written by Beverly Hester and Nina Phillips
Tom’s phone rang on the morning of April 16. We were already in the midst of lockdown and social distancing in Charlotte. It was his new friend from Burma, whom he had met at Refugee Support Services on Central Ave. His friend was asking for help in filing an application for unemployment. Because of the widespread closure of businesses due to the pandemic he had just been laid off from his job. Tom had never filed for unemployment as he had never lost a job, so this was a new experience. However, he figured his proficiency in English gave him a decided advantage, so he ventured into this new experience with his new friend.
So has gone the experience of the people of St. John’s as we have responded with compassion to immigrants in our midst. We moved out of our comfort zones with a family from Latvia after WWII, we welcomed refugees from Cuba in the mid to late 1960s, in 2001 we “adopted” 40 Lost Boys of Sudan, and we have developed close friendships with two men from Vietnam. We now share worship space with congregations from Liberia and Sierra Leone and with our friends from South Sudan.
With immigrants from around the world continuing to come to Charlotte in search of better lives, in the fall of 2019 the Immigrant Support Study Group was formed at St. John’s, with the endorsement of the Mission Resource Team. The team’s purpose is to explore the needs of those who a part of the immigrant community in Charlotte and ways in which St. John’s might become involved in welcoming them, building upon our rich history of welcoming the stranger.
This exploration has led us into conversations with several organizations in Charlotte that are integrally involved in working with the immigrant community. One of these is ourBridge for Kids, located on the campus of Aldersgate in east Charlotte. OurBridge serves 150 immigrant and refugee children from kindergarten through 7th grade and their families by providing after school and summer activities, offering love, acceptance, education, and respect to each child and family with whom they work. Working with other community organizations and honoring the coronavirus restrictions, ourBridge staff and volunteers are delivering nearly 9,000 meals each week, along with educational and self-care packages, to students and their families in addition to providing virtual tutoring.
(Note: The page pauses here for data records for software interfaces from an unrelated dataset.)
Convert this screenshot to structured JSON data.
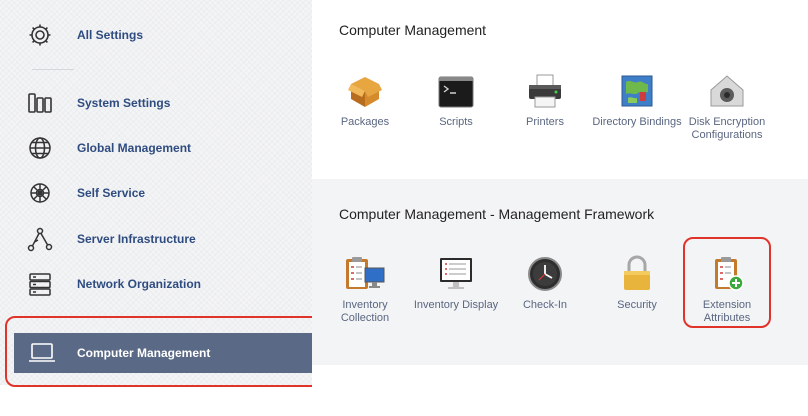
{
  "sidebar": {
    "items": [
      {
        "label": "All Settings",
        "icon": "gear-icon"
      },
      {
        "label": "System Settings",
        "icon": "columns-icon"
      },
      {
        "label": "Global Management",
        "icon": "globe-icon"
      },
      {
        "label": "Self Service",
        "icon": "self-service-icon"
      },
      {
        "label": "Server Infrastructure",
        "icon": "network-nodes-icon"
      },
      {
        "label": "Network Organization",
        "icon": "server-rack-icon"
      }
    ],
    "active": {
      "label": "Computer Management",
      "icon": "laptop-icon"
    }
  },
  "main": {
    "section1": {
      "title": "Computer Management",
      "tiles": [
        {
          "label": "Packages",
          "icon": "package-box-icon"
        },
        {
          "label": "Scripts",
          "icon": "terminal-icon"
        },
        {
          "label": "Printers",
          "icon": "printer-icon"
        },
        {
          "label": "Directory Bindings",
          "icon": "map-icon"
        },
        {
          "label": "Disk Encryption Configurations",
          "icon": "house-vault-icon"
        }
      ]
    },
    "section2": {
      "title": "Computer Management - Management Framework",
      "tiles": [
        {
          "label": "Inventory Collection",
          "icon": "clipboard-monitor-icon"
        },
        {
          "label": "Inventory Display",
          "icon": "display-list-icon"
        },
        {
          "label": "Check-In",
          "icon": "clock-icon"
        },
        {
          "label": "Security",
          "icon": "padlock-icon"
        },
        {
          "label": "Extension Attributes",
          "icon": "clipboard-plus-icon"
        }
      ]
    }
  },
  "colors": {
    "accent_red": "#e0342b",
    "active_bg": "#5a6986",
    "label_blue": "#2f4c80"
  }
}
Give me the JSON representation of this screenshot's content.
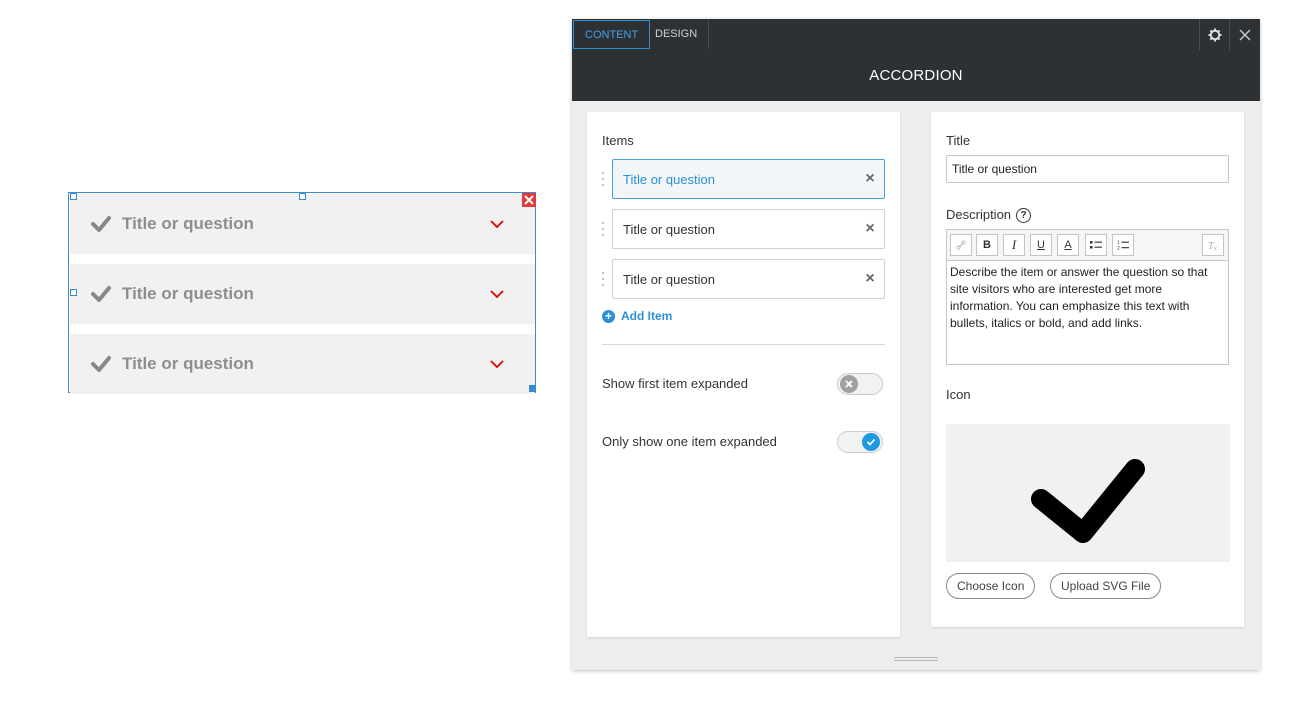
{
  "preview": {
    "rows": [
      {
        "title": "Title or question"
      },
      {
        "title": "Title or question"
      },
      {
        "title": "Title or question"
      }
    ],
    "accent_color": "#e00000"
  },
  "panel": {
    "tabs": {
      "content": "CONTENT",
      "design": "DESIGN"
    },
    "title": "ACCORDION",
    "left": {
      "items_label": "Items",
      "items": [
        {
          "label": "Title or question",
          "selected": true
        },
        {
          "label": "Title or question",
          "selected": false
        },
        {
          "label": "Title or question",
          "selected": false
        }
      ],
      "add_item": "Add Item",
      "show_first_label": "Show first item expanded",
      "show_first_on": false,
      "only_one_label": "Only show one item expanded",
      "only_one_on": true
    },
    "right": {
      "title_label": "Title",
      "title_value": "Title or question",
      "description_label": "Description",
      "description_text": "Describe the item or answer the question so that site visitors who are interested get more information. You can emphasize this text with bullets, italics or bold, and add links.",
      "rte": {
        "bold": "B",
        "italic": "I",
        "underline": "U",
        "color": "A"
      },
      "icon_label": "Icon",
      "choose_icon": "Choose Icon",
      "upload_svg": "Upload SVG File"
    }
  }
}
During January our group began planning for an exciting educational event to be held “in the round” in Broach Hall in mid-May. After weeks of planning, we realized in late March that this event would have to be postponed due to the coronavirus. While we look forward to re-scheduling “Journey to Understanding: Stories of Immigrant Children and Families” when it’s safe to do so, we’re planning other ways to share information. Beginning this month of June, through brief video conversations, we’ll introduce several people who are either immigrants themselves or who represent immigrant-serving organizations. Through their stories, we’ll hear about the resilience of people who come to this country as immigrants and the contributions they are making to our community as well as some of the challenges they face. These videos will be posted on St. John’s website and Facebook page.
We’ll also post articles about immigrants’ experiences and contributions to our community, including more information about the work of ourBridge for Kids and other organizations that serve immigrant and refugee individuals and families.
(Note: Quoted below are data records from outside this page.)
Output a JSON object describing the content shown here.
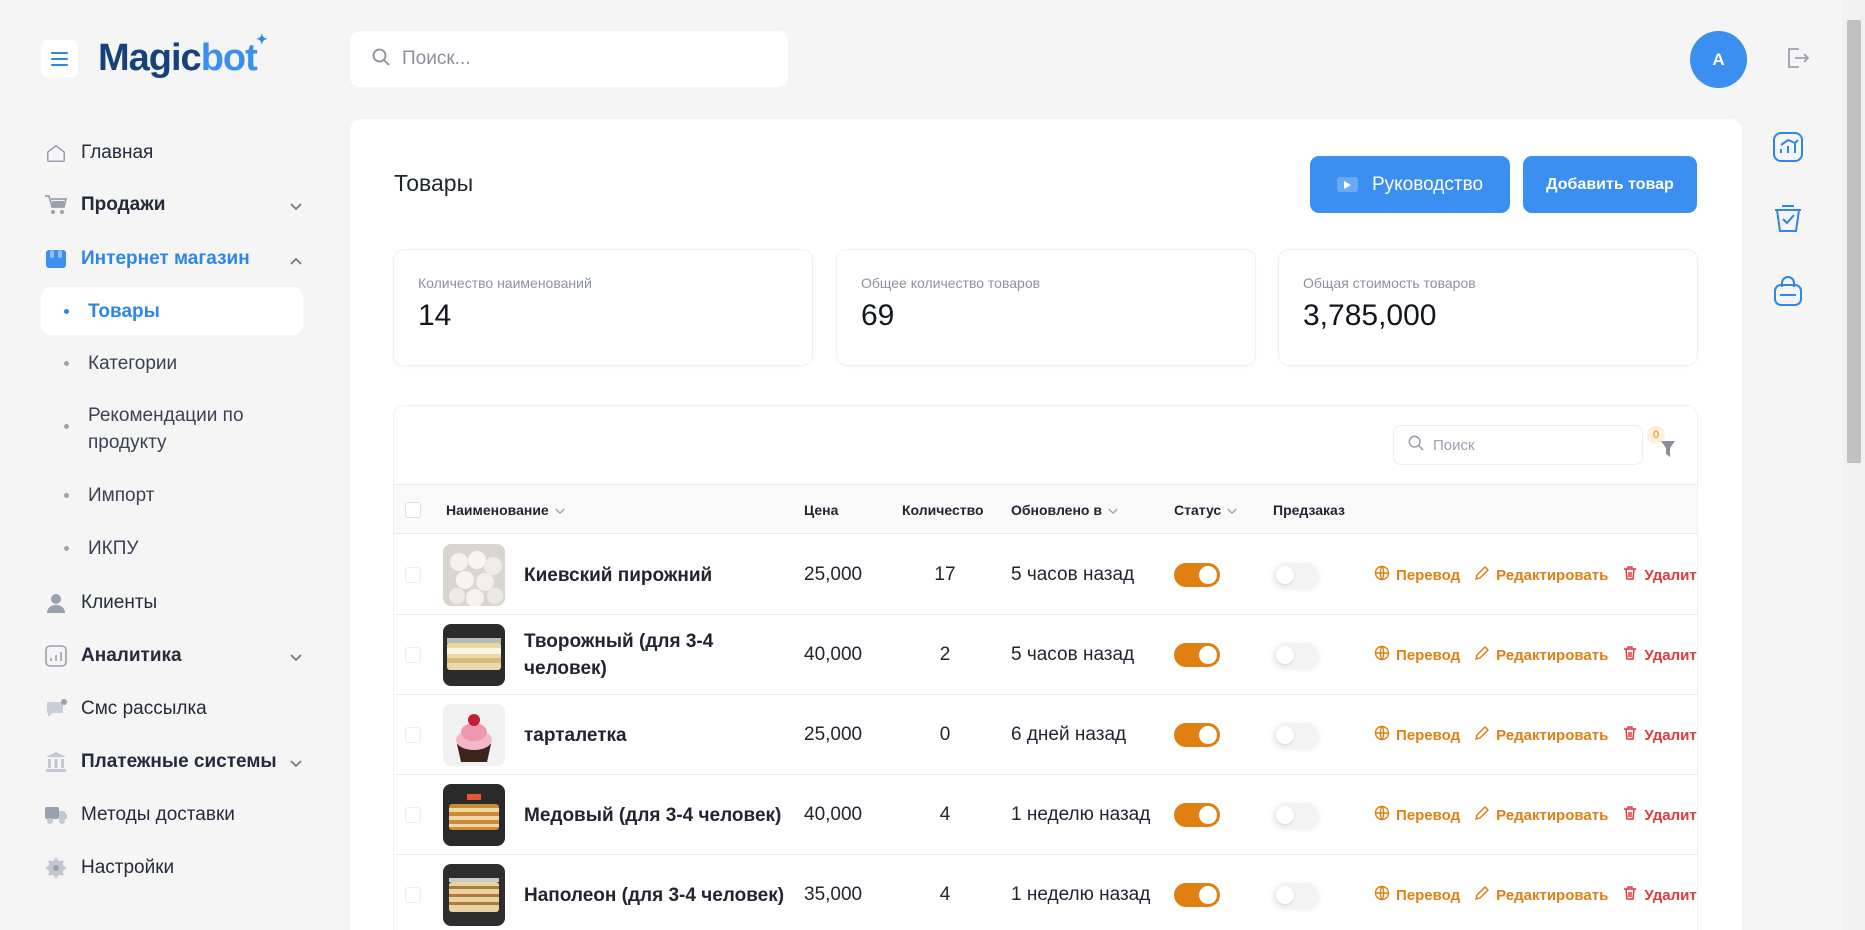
{
  "brand": {
    "part1": "Magic",
    "part2": "bot"
  },
  "top_search": {
    "placeholder": "Поиск..."
  },
  "user": {
    "initial": "A"
  },
  "sidebar": {
    "items": [
      {
        "label": "Главная"
      },
      {
        "label": "Продажи"
      },
      {
        "label": "Интернет магазин"
      },
      {
        "label": "Клиенты"
      },
      {
        "label": "Аналитика"
      },
      {
        "label": "Смс рассылка"
      },
      {
        "label": "Платежные системы"
      },
      {
        "label": "Методы доставки"
      },
      {
        "label": "Настройки"
      }
    ],
    "sub_items": [
      {
        "label": "Товары"
      },
      {
        "label": "Категории"
      },
      {
        "label": "Рекомендации по продукту"
      },
      {
        "label": "Импорт"
      },
      {
        "label": "ИКПУ"
      }
    ]
  },
  "page": {
    "title": "Товары",
    "guide_button": "Руководство",
    "add_button": "Добавить товар"
  },
  "stats": [
    {
      "label": "Количество наименований",
      "value": "14"
    },
    {
      "label": "Общее количество товаров",
      "value": "69"
    },
    {
      "label": "Общая стоимость товаров",
      "value": "3,785,000"
    }
  ],
  "table": {
    "search_placeholder": "Поиск",
    "filter_count": "0",
    "columns": {
      "name": "Наименование",
      "price": "Цена",
      "qty": "Количество",
      "updated": "Обновлено в",
      "status": "Статус",
      "preorder": "Предзаказ"
    },
    "actions": {
      "translate": "Перевод",
      "edit": "Редактировать",
      "delete": "Удалить"
    },
    "rows": [
      {
        "name": "Киевский пирожний",
        "price": "25,000",
        "qty": "17",
        "updated": "5 часов назад",
        "status": true,
        "preorder": false
      },
      {
        "name": "Творожный (для 3-4 человек)",
        "price": "40,000",
        "qty": "2",
        "updated": "5 часов назад",
        "status": true,
        "preorder": false
      },
      {
        "name": "тарталетка",
        "price": "25,000",
        "qty": "0",
        "updated": "6 дней назад",
        "status": true,
        "preorder": false
      },
      {
        "name": "Медовый (для 3-4 человек)",
        "price": "40,000",
        "qty": "4",
        "updated": "1 неделю назад",
        "status": true,
        "preorder": false
      },
      {
        "name": "Наполеон (для 3-4 человек)",
        "price": "35,000",
        "qty": "4",
        "updated": "1 неделю назад",
        "status": true,
        "preorder": false
      }
    ]
  },
  "colors": {
    "accent": "#3b8ff0",
    "toggle_on": "#e07f12",
    "delete": "#e23b3b"
  }
}
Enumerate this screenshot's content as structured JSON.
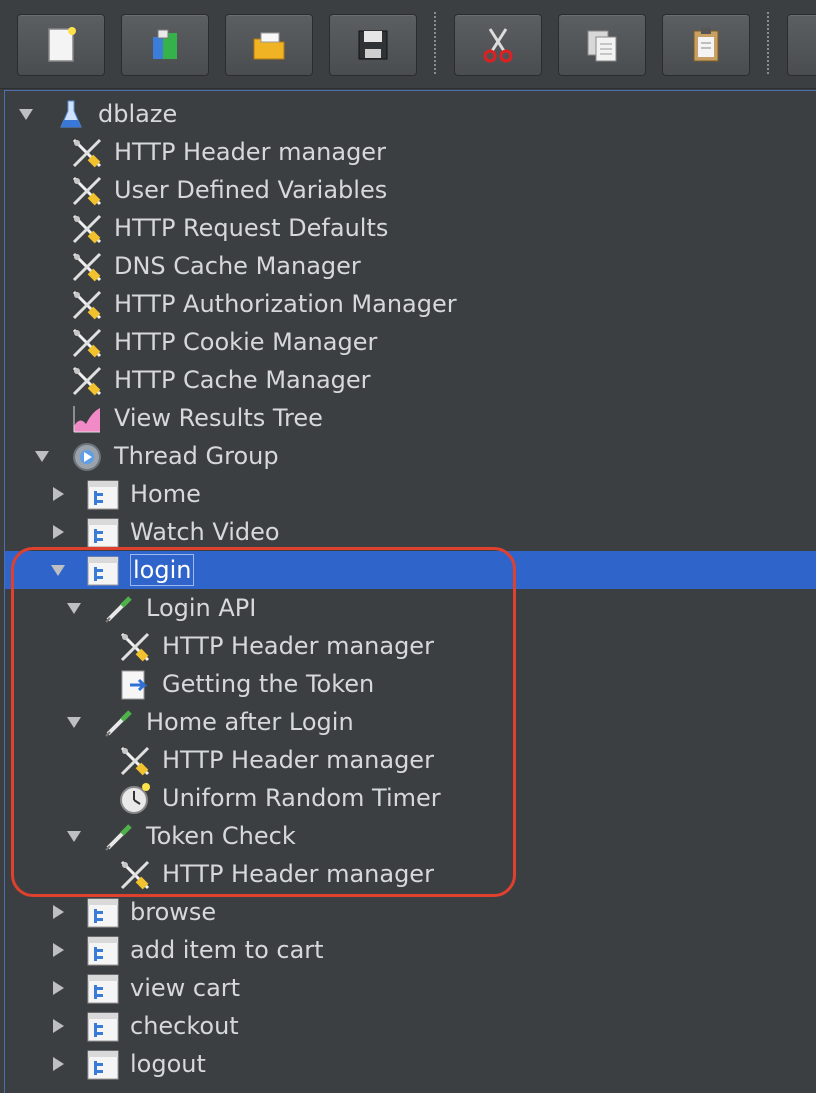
{
  "toolbar": {
    "buttons": [
      {
        "name": "new-button",
        "icon": "new-document-icon"
      },
      {
        "name": "templates-button",
        "icon": "templates-icon"
      },
      {
        "name": "open-button",
        "icon": "open-folder-icon"
      },
      {
        "name": "save-button",
        "icon": "save-icon"
      },
      {
        "name": "cut-button",
        "icon": "cut-icon"
      },
      {
        "name": "copy-button",
        "icon": "copy-icon"
      },
      {
        "name": "paste-button",
        "icon": "paste-icon"
      }
    ]
  },
  "tree": {
    "root": "dblaze",
    "items": [
      {
        "label": "dblaze",
        "icon": "test-plan-icon",
        "expanded": true
      },
      {
        "label": "HTTP Header manager",
        "icon": "config-element-icon"
      },
      {
        "label": "User Defined Variables",
        "icon": "config-element-icon"
      },
      {
        "label": "HTTP Request Defaults",
        "icon": "config-element-icon"
      },
      {
        "label": "DNS Cache Manager",
        "icon": "config-element-icon"
      },
      {
        "label": "HTTP Authorization Manager",
        "icon": "config-element-icon"
      },
      {
        "label": "HTTP Cookie Manager",
        "icon": "config-element-icon"
      },
      {
        "label": "HTTP Cache Manager",
        "icon": "config-element-icon"
      },
      {
        "label": "View Results Tree",
        "icon": "listener-icon"
      },
      {
        "label": "Thread Group",
        "icon": "thread-group-icon",
        "expanded": true
      },
      {
        "label": "Home",
        "icon": "controller-icon",
        "expanded": false
      },
      {
        "label": "Watch Video",
        "icon": "controller-icon",
        "expanded": false
      },
      {
        "label": "login",
        "icon": "controller-icon",
        "expanded": true,
        "selected": true
      },
      {
        "label": "Login API",
        "icon": "sampler-icon",
        "expanded": true
      },
      {
        "label": "HTTP Header manager",
        "icon": "config-element-icon"
      },
      {
        "label": "Getting the Token",
        "icon": "post-processor-icon"
      },
      {
        "label": "Home after Login",
        "icon": "sampler-icon",
        "expanded": true
      },
      {
        "label": "HTTP Header manager",
        "icon": "config-element-icon"
      },
      {
        "label": "Uniform Random Timer",
        "icon": "timer-icon"
      },
      {
        "label": "Token Check",
        "icon": "sampler-icon",
        "expanded": true
      },
      {
        "label": "HTTP Header manager",
        "icon": "config-element-icon"
      },
      {
        "label": "browse",
        "icon": "controller-icon",
        "expanded": false
      },
      {
        "label": "add item to cart",
        "icon": "controller-icon",
        "expanded": false
      },
      {
        "label": "view cart",
        "icon": "controller-icon",
        "expanded": false
      },
      {
        "label": "checkout",
        "icon": "controller-icon",
        "expanded": false
      },
      {
        "label": "logout",
        "icon": "controller-icon",
        "expanded": false
      }
    ]
  },
  "colors": {
    "background": "#3c3f41",
    "selection": "#2f65ca",
    "highlight_box": "#e0402e",
    "text": "#d6d8da"
  }
}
We hope that you will join us on this journey toward a greater understanding of what God is calling us to do in relating to our immigrant neighbors.